Chris: Well Walton uses game in the specific context of "games of make-believe", such as those that children play, and this is very compatible with my own perspective on play and games, which is heavily influenced by Roger Caillois. Being French, Caillois had the same word, "Jeu", for both game and play, and along similar lines I tend to think that any structured play activity can be considered a game.

Miguel: I agree to some extent – but still, I think one thing is play and another games. Also, a lot of play is not "gamey", and a lot of games are not playful, so the distinction between both is, to me, needed. I guess the reason why Scandinavian game scholars like to distinguish both is linguistic. In Danish, Swedish and Norwegian, there is a word for (child)play, "leg"("lek" in Swedish), while "spil" covers, well, goal-oriented ludic activities, such as games. Both are incompatible and map quite well to paidea and ludus. Having these words, I think, gives an almost natural tendency to distinguish between games and non-games, and hence the need for defining games.

Chris: This is really interesting! And I can see why this would make it hard to think of something as a "game" if it wasn't goal-oriented. The same tendency creeps into English (it's essentially the reason why Roger Ebert denies games can be art), but because it is not explicit it seems to lead to more arguments! I don't believe that we'll settle disputes of this kind by any kind of debate over boundary conditions, my personal preference these days is to just throw the term open to its widest context, as Caillois did! We can always define terms explicitly when we need extra clarity.

Miguel: Exactly! But also, as a closing statement, I just want to insist that discussing the nature of games as ethically or aesthetically relevant needs to have more subtlety. There is something about the ethics of systems, and the ethics of games as objects, but by the end of the day, a game is played by players performing, and therefore we should maybe start talking more than about the ethics of games, about the ethics of (game)play.
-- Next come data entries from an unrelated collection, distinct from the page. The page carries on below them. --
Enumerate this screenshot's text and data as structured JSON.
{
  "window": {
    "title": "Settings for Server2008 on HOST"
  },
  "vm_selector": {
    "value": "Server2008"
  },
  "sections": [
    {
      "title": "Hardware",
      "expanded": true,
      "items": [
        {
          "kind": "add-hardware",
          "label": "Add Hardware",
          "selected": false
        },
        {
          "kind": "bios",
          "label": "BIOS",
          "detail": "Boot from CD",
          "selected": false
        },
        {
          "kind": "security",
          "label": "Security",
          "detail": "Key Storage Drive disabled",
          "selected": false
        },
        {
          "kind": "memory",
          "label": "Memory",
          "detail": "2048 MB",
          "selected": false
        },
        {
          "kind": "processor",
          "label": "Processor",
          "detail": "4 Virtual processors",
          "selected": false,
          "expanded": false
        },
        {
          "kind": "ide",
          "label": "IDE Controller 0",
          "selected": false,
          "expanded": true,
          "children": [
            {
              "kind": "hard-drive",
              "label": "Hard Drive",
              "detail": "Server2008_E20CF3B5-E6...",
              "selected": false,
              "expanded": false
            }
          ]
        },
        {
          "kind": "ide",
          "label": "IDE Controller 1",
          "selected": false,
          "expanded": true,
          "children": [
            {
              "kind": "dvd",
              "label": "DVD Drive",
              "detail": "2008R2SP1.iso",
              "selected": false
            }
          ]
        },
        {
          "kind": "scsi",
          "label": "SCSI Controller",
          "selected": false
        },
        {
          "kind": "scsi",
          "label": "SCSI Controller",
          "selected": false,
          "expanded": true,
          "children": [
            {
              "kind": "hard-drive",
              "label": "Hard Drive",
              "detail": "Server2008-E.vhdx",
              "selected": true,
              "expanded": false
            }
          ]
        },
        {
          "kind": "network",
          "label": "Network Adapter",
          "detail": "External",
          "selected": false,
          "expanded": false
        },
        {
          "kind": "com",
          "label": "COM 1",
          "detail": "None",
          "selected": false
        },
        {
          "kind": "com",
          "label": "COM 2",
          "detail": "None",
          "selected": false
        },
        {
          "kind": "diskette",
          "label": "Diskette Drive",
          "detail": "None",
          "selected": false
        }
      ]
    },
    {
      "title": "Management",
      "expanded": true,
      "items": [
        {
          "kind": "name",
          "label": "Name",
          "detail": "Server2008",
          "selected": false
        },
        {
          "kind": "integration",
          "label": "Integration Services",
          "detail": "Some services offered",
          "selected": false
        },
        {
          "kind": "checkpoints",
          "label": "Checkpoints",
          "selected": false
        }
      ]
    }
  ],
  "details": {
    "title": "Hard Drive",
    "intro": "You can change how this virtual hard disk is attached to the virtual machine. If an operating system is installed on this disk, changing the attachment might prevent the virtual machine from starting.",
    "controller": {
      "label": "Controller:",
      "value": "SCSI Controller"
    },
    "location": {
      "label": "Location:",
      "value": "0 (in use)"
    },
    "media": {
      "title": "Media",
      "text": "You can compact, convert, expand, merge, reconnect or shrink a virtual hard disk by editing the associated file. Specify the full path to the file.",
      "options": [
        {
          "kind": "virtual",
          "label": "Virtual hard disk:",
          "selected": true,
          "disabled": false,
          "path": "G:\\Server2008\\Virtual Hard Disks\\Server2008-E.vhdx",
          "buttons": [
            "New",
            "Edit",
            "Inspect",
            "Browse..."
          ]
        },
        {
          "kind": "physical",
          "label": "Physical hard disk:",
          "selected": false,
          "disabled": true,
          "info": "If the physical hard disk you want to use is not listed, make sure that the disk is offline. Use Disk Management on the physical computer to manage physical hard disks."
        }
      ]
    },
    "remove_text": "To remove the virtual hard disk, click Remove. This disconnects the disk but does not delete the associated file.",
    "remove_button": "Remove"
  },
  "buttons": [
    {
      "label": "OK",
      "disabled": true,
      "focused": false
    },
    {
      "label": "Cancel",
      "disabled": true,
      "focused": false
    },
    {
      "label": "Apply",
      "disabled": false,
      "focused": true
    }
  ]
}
But that is, of course, a subject for another book.

With thanks to Miguel.